It sucks and people think or thought I was lazy ... I have lost freinds and family cos they think I am stupid and unambitios . I'm not.

What can I say as you have said all there is to say on this letter.

Thankyou for coming out with it.

You are a winner for this .

Shauna on September 28, 2015:

Help. Help,

Karen on September 27, 2015:

I to have this horrible stuff going on

Ellen on September 27, 2015:

Look at the Facebook page FTPO. It's really helpful with great advice for everyone with a thyroid problem x

Kristina Valcheva on June 18, 2015:

Jeez! Sounds like me! How do you deal with the memory loss?

Sherry on June 03, 2015:

i am hypothyroid..it is a really hard diease to deal with..only someone who has it understands...

BrandiL on May 27, 2015:

lane sebring md

Can you email me please. I need help

brandiblaz@icloud.com

shelly on May 24, 2015:

I have been diagnosed with Hashimotos for 7 years, after the birth of my second child. Along with depression ans fatigue a huge struggle of mine is exercise induced anaphylaxis.
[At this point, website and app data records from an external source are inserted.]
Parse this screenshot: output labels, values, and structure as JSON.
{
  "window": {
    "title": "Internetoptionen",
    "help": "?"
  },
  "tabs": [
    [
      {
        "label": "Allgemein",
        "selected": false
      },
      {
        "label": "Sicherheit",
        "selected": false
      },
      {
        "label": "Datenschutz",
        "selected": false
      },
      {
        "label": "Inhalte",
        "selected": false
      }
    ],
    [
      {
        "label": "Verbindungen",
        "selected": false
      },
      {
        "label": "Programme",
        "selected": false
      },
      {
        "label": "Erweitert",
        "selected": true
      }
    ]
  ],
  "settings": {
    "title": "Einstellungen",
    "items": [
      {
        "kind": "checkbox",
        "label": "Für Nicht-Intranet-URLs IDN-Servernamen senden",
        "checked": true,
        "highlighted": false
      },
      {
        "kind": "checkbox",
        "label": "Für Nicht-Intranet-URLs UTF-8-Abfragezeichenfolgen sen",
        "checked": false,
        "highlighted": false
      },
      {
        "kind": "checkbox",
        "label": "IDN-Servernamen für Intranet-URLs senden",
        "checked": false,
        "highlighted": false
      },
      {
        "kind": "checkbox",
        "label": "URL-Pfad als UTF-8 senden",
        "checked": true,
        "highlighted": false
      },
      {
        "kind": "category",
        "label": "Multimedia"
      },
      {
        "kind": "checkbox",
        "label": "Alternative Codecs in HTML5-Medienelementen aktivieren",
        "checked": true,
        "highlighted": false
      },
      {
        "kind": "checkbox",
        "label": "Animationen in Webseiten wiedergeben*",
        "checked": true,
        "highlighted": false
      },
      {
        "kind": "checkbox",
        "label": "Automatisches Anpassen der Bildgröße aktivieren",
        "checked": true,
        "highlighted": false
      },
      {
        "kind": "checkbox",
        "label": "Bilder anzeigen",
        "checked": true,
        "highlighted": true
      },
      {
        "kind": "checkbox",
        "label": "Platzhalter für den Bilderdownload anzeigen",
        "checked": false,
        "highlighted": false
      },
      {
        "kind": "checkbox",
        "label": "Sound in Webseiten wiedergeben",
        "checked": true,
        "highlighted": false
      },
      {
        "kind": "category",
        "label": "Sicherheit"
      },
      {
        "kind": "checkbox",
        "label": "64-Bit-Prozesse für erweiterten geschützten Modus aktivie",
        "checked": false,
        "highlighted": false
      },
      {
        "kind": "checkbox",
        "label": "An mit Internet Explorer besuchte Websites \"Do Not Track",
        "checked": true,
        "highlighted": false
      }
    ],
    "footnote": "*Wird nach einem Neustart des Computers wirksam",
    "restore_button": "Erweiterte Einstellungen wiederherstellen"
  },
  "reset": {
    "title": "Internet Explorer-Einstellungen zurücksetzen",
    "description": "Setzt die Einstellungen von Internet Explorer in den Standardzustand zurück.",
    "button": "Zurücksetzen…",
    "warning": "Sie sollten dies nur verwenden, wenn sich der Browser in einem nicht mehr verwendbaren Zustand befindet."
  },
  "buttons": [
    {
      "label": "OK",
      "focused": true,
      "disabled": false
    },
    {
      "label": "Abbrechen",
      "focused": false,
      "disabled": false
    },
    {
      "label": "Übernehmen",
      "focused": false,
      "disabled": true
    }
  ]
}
I have a hard time not breaking out in hives even with mild exercise. I have been in the ER 7 times, but I want to do fun things with my kids as they are getting bigger without a trip to the ER or worse on the way home. Has anyone had this problem with Hashimotos? Has something helped you?
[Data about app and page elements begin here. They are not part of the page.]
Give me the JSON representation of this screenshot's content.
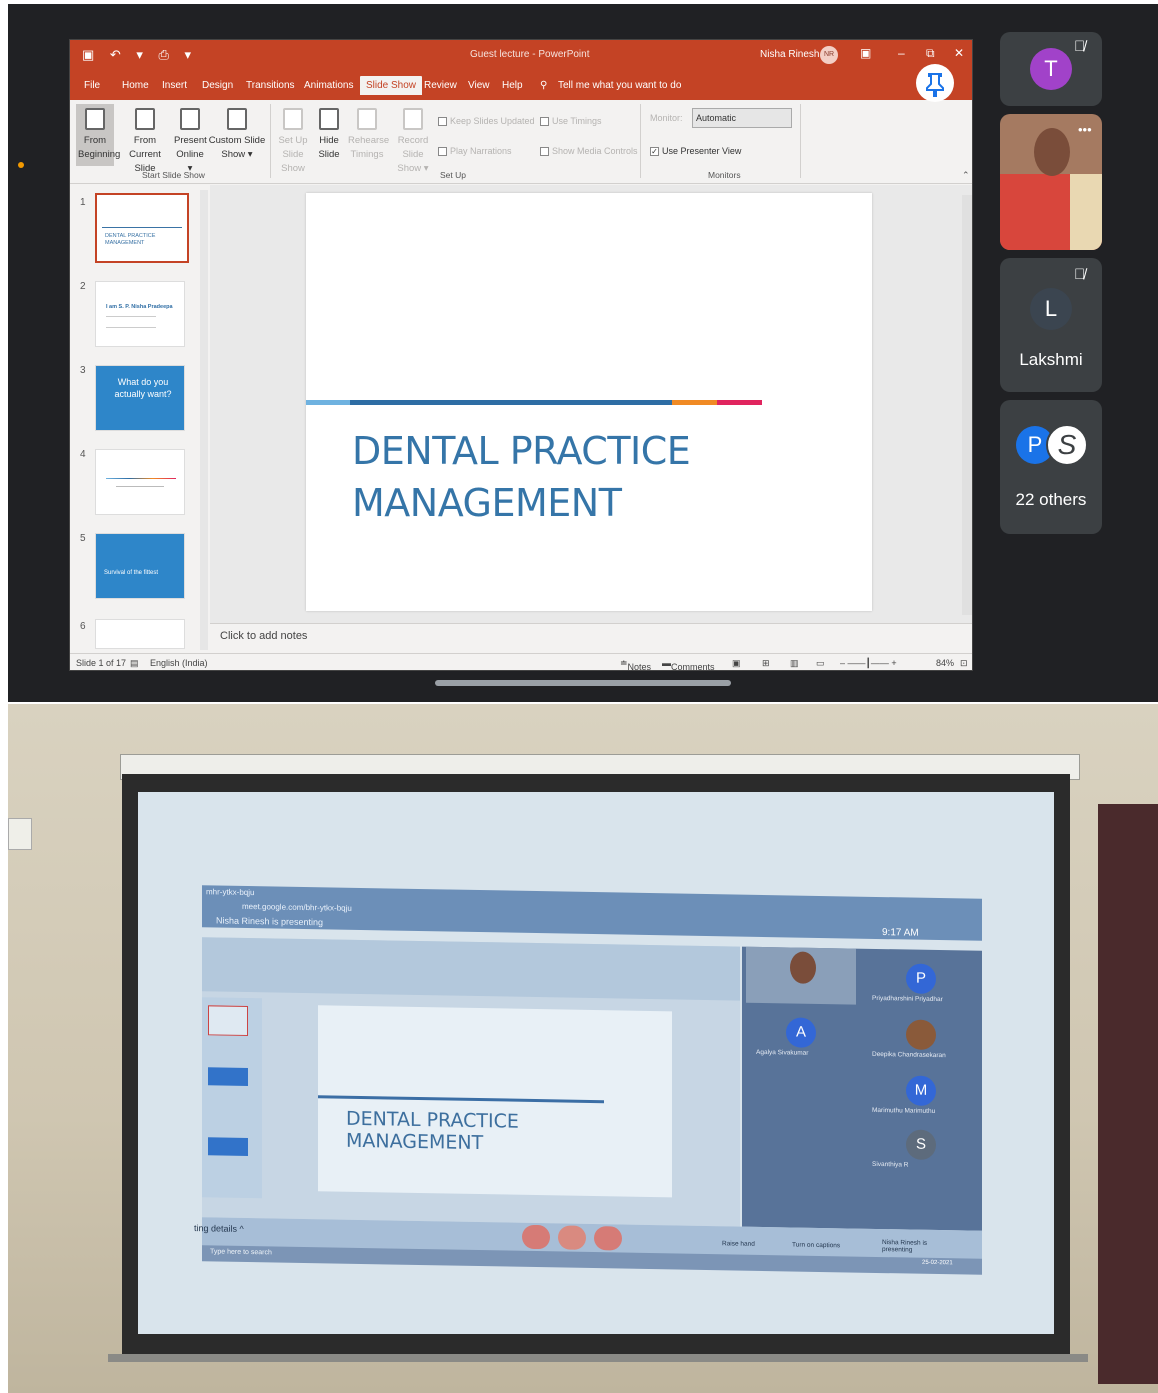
{
  "top": {
    "powerpoint": {
      "doc_title": "Guest lecture - PowerPoint",
      "user_name": "Nisha Rinesh",
      "user_initials": "NR",
      "tabs": [
        "File",
        "Home",
        "Insert",
        "Design",
        "Transitions",
        "Animations",
        "Slide Show",
        "Review",
        "View",
        "Help"
      ],
      "active_tab": "Slide Show",
      "tell_me": "Tell me what you want to do",
      "ribbon": {
        "from_beginning": [
          "From",
          "Beginning"
        ],
        "from_current": [
          "From",
          "Current Slide"
        ],
        "present_online": [
          "Present",
          "Online ▾"
        ],
        "custom_show": [
          "Custom Slide",
          "Show ▾"
        ],
        "set_up_show": [
          "Set Up",
          "Slide Show"
        ],
        "hide_slide": [
          "Hide",
          "Slide"
        ],
        "rehearse": [
          "Rehearse",
          "Timings"
        ],
        "record": [
          "Record Slide",
          "Show ▾"
        ],
        "keep_updated": "Keep Slides Updated",
        "use_timings": "Use Timings",
        "play_narrations": "Play Narrations",
        "show_media": "Show Media Controls",
        "monitor_label": "Monitor:",
        "monitor_value": "Automatic",
        "use_presenter_view": "Use Presenter View",
        "group_start": "Start Slide Show",
        "group_setup": "Set Up",
        "group_monitors": "Monitors"
      },
      "thumbnails": [
        {
          "num": "1",
          "text": "DENTAL PRACTICE MANAGEMENT"
        },
        {
          "num": "2",
          "text": "I am S. P. Nisha Pradeepa"
        },
        {
          "num": "3",
          "text": "What do you actually want?"
        },
        {
          "num": "4",
          "text": ""
        },
        {
          "num": "5",
          "text": "Survival of the fittest"
        },
        {
          "num": "6",
          "text": ""
        }
      ],
      "slide": {
        "title_line1": "DENTAL PRACTICE",
        "title_line2": "MANAGEMENT",
        "bar_colors": [
          "#6fb2e0",
          "#2e6da4",
          "#f08a24",
          "#e0245e"
        ]
      },
      "notes_placeholder": "Click to add notes",
      "status": {
        "slide_count": "Slide 1 of 17",
        "language": "English (India)",
        "notes": "Notes",
        "comments": "Comments",
        "zoom": "84%"
      }
    },
    "participants": [
      {
        "initial": "T",
        "color": "#a142c9",
        "muted": true,
        "name": ""
      },
      {
        "initial": "",
        "color": "#c44",
        "muted": false,
        "name": "",
        "video": true
      },
      {
        "initial": "L",
        "color": "#3b4550",
        "muted": true,
        "name": "Lakshmi"
      },
      {
        "initial": "P",
        "color": "#1a73e8",
        "muted": false,
        "name": "22 others"
      }
    ]
  },
  "projected": {
    "tab_title": "mhr-ytkx-bqju",
    "url": "meet.google.com/bhr-ytkx-bqju",
    "presenting": "Nisha Rinesh is presenting",
    "time": "9:17 AM",
    "slide_title_line1": "DENTAL PRACTICE",
    "slide_title_line2": "MANAGEMENT",
    "meeting_details": "ting details ^",
    "search": "Type here to search",
    "people": [
      {
        "initial": "P",
        "name": "Priyadharshini Priyadhar",
        "color": "#3367d6"
      },
      {
        "initial": "A",
        "name": "Agalya Sivakumar",
        "color": "#3367d6"
      },
      {
        "initial": "",
        "name": "Deepika Chandrasekaran",
        "color": "#8a5a3a"
      },
      {
        "initial": "M",
        "name": "Marimuthu Marimuthu",
        "color": "#3367d6"
      },
      {
        "initial": "S",
        "name": "Sivanthiya R",
        "color": "#5d6b7c"
      }
    ],
    "controls": [
      "Raise hand",
      "Turn on captions",
      "Nisha Rinesh is presenting"
    ],
    "date": "25-02-2021"
  }
}
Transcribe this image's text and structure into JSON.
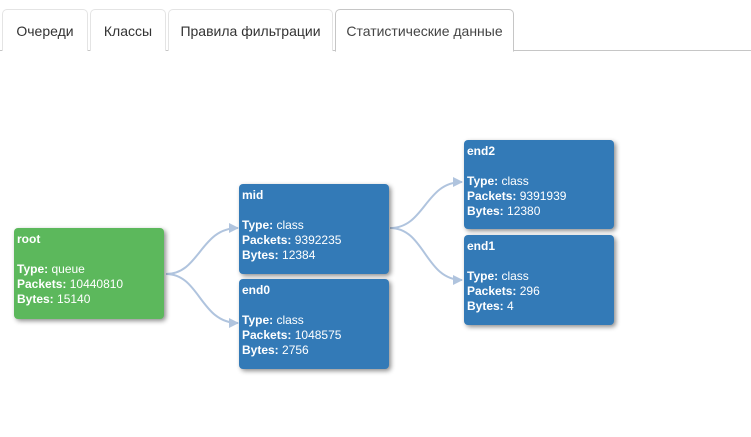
{
  "tabs": [
    {
      "label": "Очереди"
    },
    {
      "label": "Классы"
    },
    {
      "label": "Правила фильтрации"
    },
    {
      "label": "Статистические данные"
    }
  ],
  "labels": {
    "type": "Type:",
    "packets": "Packets:",
    "bytes": "Bytes:"
  },
  "colors": {
    "root": "#5cb85c",
    "node": "#337ab7",
    "link": "#b0c4de"
  },
  "nodes": {
    "root": {
      "name": "root",
      "type": "queue",
      "packets": "10440810",
      "bytes": "15140"
    },
    "mid": {
      "name": "mid",
      "type": "class",
      "packets": "9392235",
      "bytes": "12384"
    },
    "end0": {
      "name": "end0",
      "type": "class",
      "packets": "1048575",
      "bytes": "2756"
    },
    "end2": {
      "name": "end2",
      "type": "class",
      "packets": "9391939",
      "bytes": "12380"
    },
    "end1": {
      "name": "end1",
      "type": "class",
      "packets": "296",
      "bytes": "4"
    }
  }
}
lane sebring md on May 24, 2015:

I can help.

zz on May 24, 2015:

Does anyone know if schizophrenia is related to Hashimoto's? Thyroid issues run in the family and one of us has been diagnosed with schizophrenia. I keep thinking it's connected.

mary jeffries on May 24, 2015:
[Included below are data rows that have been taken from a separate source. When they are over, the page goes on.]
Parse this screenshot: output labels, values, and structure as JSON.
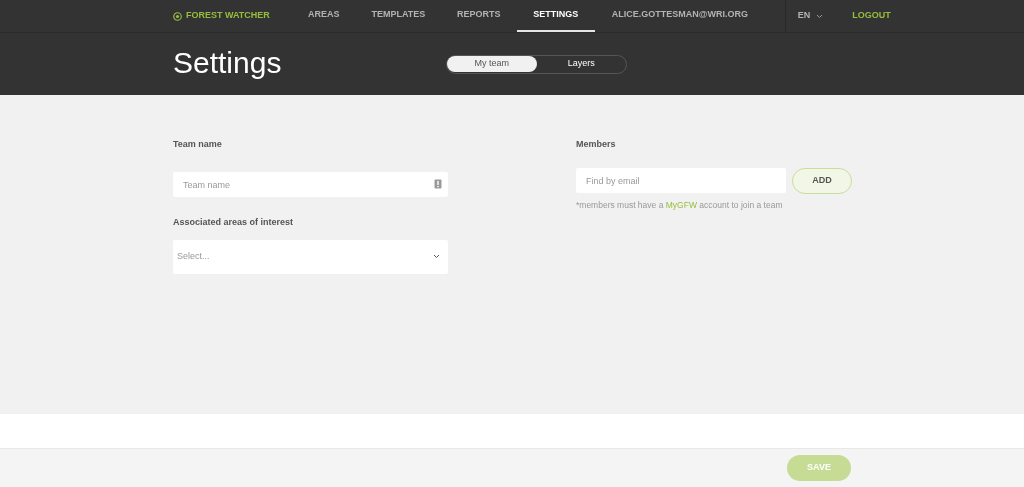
{
  "nav": {
    "brand": "FOREST WATCHER",
    "items": [
      {
        "label": "AREAS",
        "selected": false
      },
      {
        "label": "TEMPLATES",
        "selected": false
      },
      {
        "label": "REPORTS",
        "selected": false
      },
      {
        "label": "SETTINGS",
        "selected": true
      },
      {
        "label": "ALICE.GOTTESMAN@WRI.ORG",
        "selected": false
      }
    ],
    "language": "EN",
    "logout": "LOGOUT"
  },
  "header": {
    "title": "Settings",
    "tabs": [
      {
        "label": "My team",
        "selected": true
      },
      {
        "label": "Layers",
        "selected": false
      }
    ]
  },
  "team": {
    "name_label": "Team name",
    "name_placeholder": "Team name",
    "areas_label": "Associated areas of interest",
    "areas_placeholder": "Select..."
  },
  "members": {
    "label": "Members",
    "placeholder": "Find by email",
    "add_button": "ADD",
    "note_before": "*members must have a",
    "note_link": "MyGFW",
    "note_after": "account to join a team"
  },
  "footer": {
    "save_button": "SAVE",
    "disabled": true
  }
}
Diagnosed 20 years ago

Now 59. Great career finished. Once tried tried a couple of lesser bit professional jobs....lack of working memory made these a tremendous struggle and now simply a carer. Struggling to hold onto to my modest property property by renting it out while I live in as a carer. Lots of times suicide contemplated. Now realise family history of hypothyroid including my long deceased mum who sad to say emotionally abused me. No children of my own, isome ignorant punitive family members who judge me to be weird. Luckily still have a few Gr8 friends left. Doctors NEED to understand the life they condem us to when this is not peoperly treated.

Alison on May 23, 2015:

Dear Scarlett,

Thank you for putting this experience out there - it parallels my own, and no doubt will speak to many people who are suffering in the same way. I am also a musician, but this stopped when I gained 35kg and couldn't walk or think. It's been a 2 year journey, and I'm a lot better than I was and have lost 20 of the 30, but weight bothers me less now :)

I also have these 'missing' parts of my memory, and for a while was consumed by thoughts of what I had lost (money, relationships, life plans, fit and functional body, energy).

Recently, my perspective has shifted: my journey has created who I now am, my suffering has engendered enormous compassion for others, I am no longer judgemental and harsh.

I cannot focus on the loss and move forward. I have to accept this me, lovingly, fully, and move forward with what I have. I really like this accepting, more nuanced, stronger me. It is a gift of this disease that I have come to be in this place where I now am.

Good luck with your own journey and thank you for sharing this

Crystal on May 17, 2015:

Beautifully written. I have had Hashis almost all of my 39 years on this earth. I have found in the last year that going paleo and taking LDN has finally started to give me my life, passion, and brain back. Good luck to you♡

jade on April 05, 2015:

I am 15 years old and diagnosed with hashimoto's. It was first suspected at the age of maybe 5 or so. I suffer from most of this and perhaps this is the real cause of symptoms that have been blamed for my ADHD and depression from my mother's death when I was young. thanks for sharing your story, it may help me and the doctors to actually change the right meds or find effective solutions.

Evan on December 22, 2014:

This may be of help.

Caffeine seems to chronically increase levels of the transcription factor, CREB: "Sleep deprivation prevents stimulation-induced increases of levels of P-CREB and BDNF: protection by caffeine."

http://www.researchgate.net/publication/49852793_S...